• _Task statement_
Among the entries that follow, find every line with the word "Clean" and copy it.

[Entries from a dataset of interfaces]
============

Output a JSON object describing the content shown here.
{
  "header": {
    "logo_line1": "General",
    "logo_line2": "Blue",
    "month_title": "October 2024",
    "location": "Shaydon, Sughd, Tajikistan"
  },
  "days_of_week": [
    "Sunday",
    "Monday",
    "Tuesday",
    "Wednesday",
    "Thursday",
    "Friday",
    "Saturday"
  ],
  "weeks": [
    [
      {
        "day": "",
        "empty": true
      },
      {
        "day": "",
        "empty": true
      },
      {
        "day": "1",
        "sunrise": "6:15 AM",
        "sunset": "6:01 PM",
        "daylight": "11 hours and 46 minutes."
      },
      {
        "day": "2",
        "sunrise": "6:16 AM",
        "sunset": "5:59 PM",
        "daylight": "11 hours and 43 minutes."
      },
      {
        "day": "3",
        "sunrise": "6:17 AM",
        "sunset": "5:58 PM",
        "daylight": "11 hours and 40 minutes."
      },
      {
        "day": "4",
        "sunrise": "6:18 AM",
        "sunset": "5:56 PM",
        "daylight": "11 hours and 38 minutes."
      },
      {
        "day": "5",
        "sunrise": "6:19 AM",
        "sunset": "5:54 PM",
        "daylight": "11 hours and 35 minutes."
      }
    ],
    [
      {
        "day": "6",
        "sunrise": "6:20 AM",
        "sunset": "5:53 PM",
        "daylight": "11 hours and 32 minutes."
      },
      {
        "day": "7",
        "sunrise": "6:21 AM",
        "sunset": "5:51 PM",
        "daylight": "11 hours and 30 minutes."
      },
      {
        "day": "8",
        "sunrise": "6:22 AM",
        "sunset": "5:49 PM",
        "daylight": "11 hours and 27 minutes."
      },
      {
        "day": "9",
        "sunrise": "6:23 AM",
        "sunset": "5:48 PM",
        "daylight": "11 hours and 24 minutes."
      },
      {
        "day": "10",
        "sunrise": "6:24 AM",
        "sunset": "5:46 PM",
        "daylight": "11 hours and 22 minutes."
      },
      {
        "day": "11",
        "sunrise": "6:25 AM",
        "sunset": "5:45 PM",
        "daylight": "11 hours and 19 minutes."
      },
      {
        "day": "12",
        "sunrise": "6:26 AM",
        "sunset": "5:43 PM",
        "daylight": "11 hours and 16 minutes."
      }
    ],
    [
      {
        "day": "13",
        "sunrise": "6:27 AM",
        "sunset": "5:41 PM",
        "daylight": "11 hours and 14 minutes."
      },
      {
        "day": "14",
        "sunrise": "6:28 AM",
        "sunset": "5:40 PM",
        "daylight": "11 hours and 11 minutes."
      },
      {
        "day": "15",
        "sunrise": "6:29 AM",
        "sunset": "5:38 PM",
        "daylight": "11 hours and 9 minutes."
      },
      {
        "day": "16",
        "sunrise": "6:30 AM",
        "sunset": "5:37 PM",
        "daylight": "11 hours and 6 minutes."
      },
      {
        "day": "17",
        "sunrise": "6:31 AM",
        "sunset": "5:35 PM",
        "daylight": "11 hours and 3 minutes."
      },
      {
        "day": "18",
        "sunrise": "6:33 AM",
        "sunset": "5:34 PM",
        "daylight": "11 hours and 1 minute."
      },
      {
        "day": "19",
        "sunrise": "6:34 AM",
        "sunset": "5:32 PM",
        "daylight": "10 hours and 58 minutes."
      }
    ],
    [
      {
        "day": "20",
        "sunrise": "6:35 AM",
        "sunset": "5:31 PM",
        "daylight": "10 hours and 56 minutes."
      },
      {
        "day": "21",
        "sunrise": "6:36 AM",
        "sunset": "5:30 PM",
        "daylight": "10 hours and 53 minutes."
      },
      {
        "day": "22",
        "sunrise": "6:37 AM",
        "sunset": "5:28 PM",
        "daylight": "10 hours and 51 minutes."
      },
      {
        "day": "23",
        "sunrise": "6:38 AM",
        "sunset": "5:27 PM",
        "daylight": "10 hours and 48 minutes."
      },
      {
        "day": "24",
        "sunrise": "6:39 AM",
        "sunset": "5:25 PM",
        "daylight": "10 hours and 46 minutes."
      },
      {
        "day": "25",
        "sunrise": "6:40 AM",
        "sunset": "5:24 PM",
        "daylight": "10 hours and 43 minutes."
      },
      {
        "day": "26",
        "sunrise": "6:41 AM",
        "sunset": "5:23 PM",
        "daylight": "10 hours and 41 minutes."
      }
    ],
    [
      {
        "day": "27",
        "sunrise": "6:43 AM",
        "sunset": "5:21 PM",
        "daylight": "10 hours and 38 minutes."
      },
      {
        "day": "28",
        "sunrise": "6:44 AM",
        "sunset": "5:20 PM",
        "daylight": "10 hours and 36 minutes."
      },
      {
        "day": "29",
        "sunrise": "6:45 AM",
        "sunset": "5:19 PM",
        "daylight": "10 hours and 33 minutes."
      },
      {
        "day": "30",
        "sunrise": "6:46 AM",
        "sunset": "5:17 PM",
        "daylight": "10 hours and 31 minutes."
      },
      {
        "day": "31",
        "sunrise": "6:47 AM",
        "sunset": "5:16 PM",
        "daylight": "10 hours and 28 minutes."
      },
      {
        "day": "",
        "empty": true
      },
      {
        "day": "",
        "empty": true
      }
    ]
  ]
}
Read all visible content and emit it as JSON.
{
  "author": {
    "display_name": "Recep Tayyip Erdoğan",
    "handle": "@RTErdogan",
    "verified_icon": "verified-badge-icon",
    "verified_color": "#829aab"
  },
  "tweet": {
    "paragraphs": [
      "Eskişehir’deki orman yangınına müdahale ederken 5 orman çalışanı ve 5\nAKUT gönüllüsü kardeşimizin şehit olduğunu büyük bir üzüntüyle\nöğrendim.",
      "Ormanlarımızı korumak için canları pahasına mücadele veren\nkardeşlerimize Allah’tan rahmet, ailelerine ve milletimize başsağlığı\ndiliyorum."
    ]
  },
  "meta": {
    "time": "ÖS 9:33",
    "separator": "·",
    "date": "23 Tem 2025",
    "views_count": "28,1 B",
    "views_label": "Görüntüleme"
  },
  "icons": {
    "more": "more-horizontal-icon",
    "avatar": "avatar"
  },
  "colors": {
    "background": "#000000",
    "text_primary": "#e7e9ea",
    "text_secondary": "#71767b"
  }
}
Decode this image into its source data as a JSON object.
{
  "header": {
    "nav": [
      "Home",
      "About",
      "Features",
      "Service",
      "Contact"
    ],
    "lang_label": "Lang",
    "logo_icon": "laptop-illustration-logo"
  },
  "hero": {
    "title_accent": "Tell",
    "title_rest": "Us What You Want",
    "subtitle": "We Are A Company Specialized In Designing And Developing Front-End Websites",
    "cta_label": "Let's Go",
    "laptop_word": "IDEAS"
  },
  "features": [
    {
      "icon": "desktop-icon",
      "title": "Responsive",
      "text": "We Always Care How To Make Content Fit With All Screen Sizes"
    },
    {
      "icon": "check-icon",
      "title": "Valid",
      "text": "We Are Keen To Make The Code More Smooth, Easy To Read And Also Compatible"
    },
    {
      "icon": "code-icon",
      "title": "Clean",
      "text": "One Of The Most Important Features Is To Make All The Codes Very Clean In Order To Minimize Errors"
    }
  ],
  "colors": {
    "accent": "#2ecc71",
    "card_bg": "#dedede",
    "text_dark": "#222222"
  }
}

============

• _Your response_
      "title": "Clean",
      "text": "One Of The Most Important Features Is To Make All The Codes Very Clean In Order To Minimize Errors"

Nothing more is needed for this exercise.